Feedback should be FACT driven

As the impetus for increased levels of communication is felt by organizations, the need for being able to address project failures leading to schedule slips, quality compromises, cost overruns, and scope creeps become the sine qua non for effective project managers! Is this communication effectiveness is only limited to project management? Absolutely not! Agile approaches to product development and project management also constantly seek people to communicate. Even the recent state of agile claims increased transparency has not resulted in increased software quality and some contributions come from being able to communicate.

It is true that one needs to engage in several types of communication but communication is a one-way street if there is no engagement from the audience!
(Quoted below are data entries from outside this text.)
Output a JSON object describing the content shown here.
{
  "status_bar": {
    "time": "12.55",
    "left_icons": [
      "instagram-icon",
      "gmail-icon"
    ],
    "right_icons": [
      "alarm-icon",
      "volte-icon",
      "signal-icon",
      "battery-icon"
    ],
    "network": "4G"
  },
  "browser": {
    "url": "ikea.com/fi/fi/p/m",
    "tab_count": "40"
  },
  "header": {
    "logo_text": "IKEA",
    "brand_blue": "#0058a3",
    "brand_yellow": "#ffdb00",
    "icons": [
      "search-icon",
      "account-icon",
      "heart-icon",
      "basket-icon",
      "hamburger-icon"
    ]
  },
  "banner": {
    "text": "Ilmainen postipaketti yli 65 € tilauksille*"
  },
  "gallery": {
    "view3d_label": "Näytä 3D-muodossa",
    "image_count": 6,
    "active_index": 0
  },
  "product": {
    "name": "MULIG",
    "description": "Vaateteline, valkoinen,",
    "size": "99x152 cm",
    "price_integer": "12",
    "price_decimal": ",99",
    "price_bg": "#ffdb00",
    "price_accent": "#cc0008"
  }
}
During corporate training as well as in classroom facilitation, I find that the lack of engagement from the audience makes it difficult for the facilitator or speaker to create a dialog around concepts. Therefore, the collaboration between two or more people is inexorably critical for communication to be effective. And, there lies the challenge in continuous engagement because people have to be open for feedback.

Recently, I heard in one training that one group (say Group A) was following agile and releasing features for the internal teams. But, many of the internal teams asked for features that this Group A claimed are already there. When asked for better communication of these updates from Group A, the response was reading the release plan documents or see the dashboard. In a world of high-tech dashboards, the need for communicating updates in the language that others understand is equally important! Otherwise, communication has failed. High-Tech is not a substitute for High-Touch and people should be open for feedback.
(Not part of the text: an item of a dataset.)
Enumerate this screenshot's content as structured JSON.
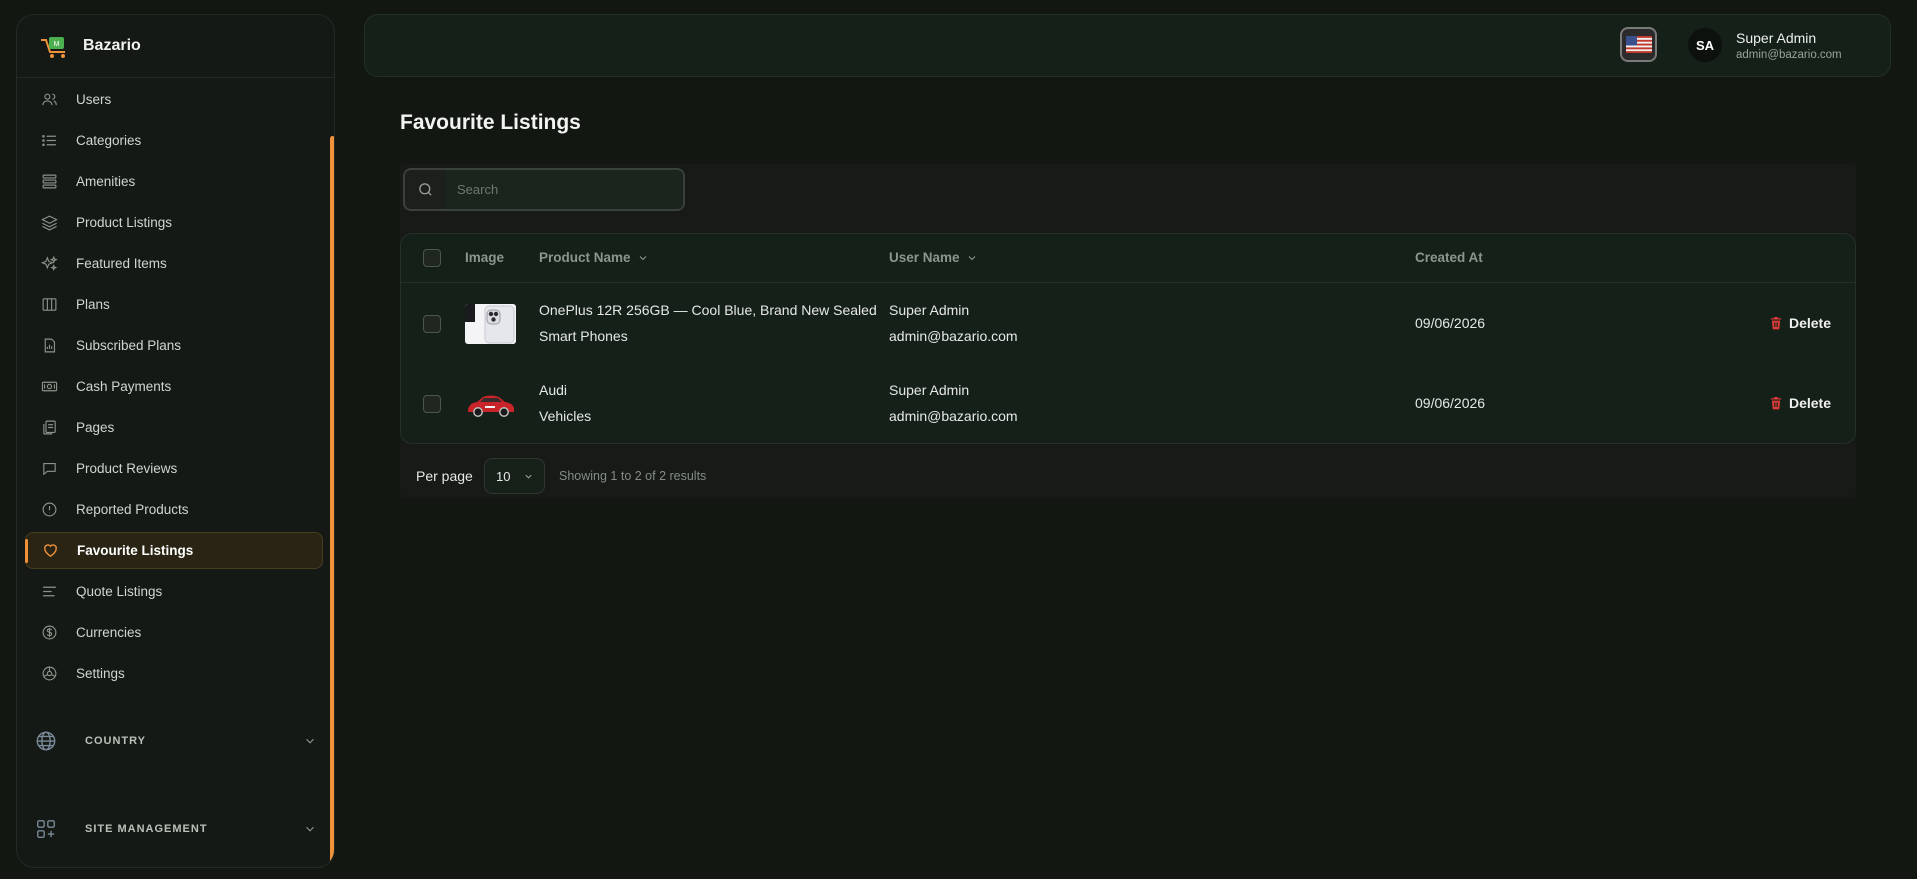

So, I present the FACT driven feedback as a quick check-and-balance. I am not just referring to numbers and stories in the FACT approach. Instead, I am suggesting that feedback be frequent, accurate, constructive, and timely.

  1. Frequent feedback means both parties are able to get incremental updates faster. The context of the challenge is fresh in people's memory to make corrective actions.
  2. Accurate feedback relies on evidence-based data rather than opinions. This element avoids the halo effect from colored thoughts but shifts the focus on the truth. 
  3. Constructive feedback is focusing on the actionable outcomes that the listener can implement as either proactive risk mitigation steps or corrective actions to exacerbate the problems.
  4. Timely feedback centers around the ability of the person providing the feedback to feel the sense of urgency to elevate the feedback faster than relying on status or standup meetings.

When these four elements of feedback can be learned by both parties in a dialog, then, active listening is at its best. This is when collaboration happens for communication to be efficient and efficient.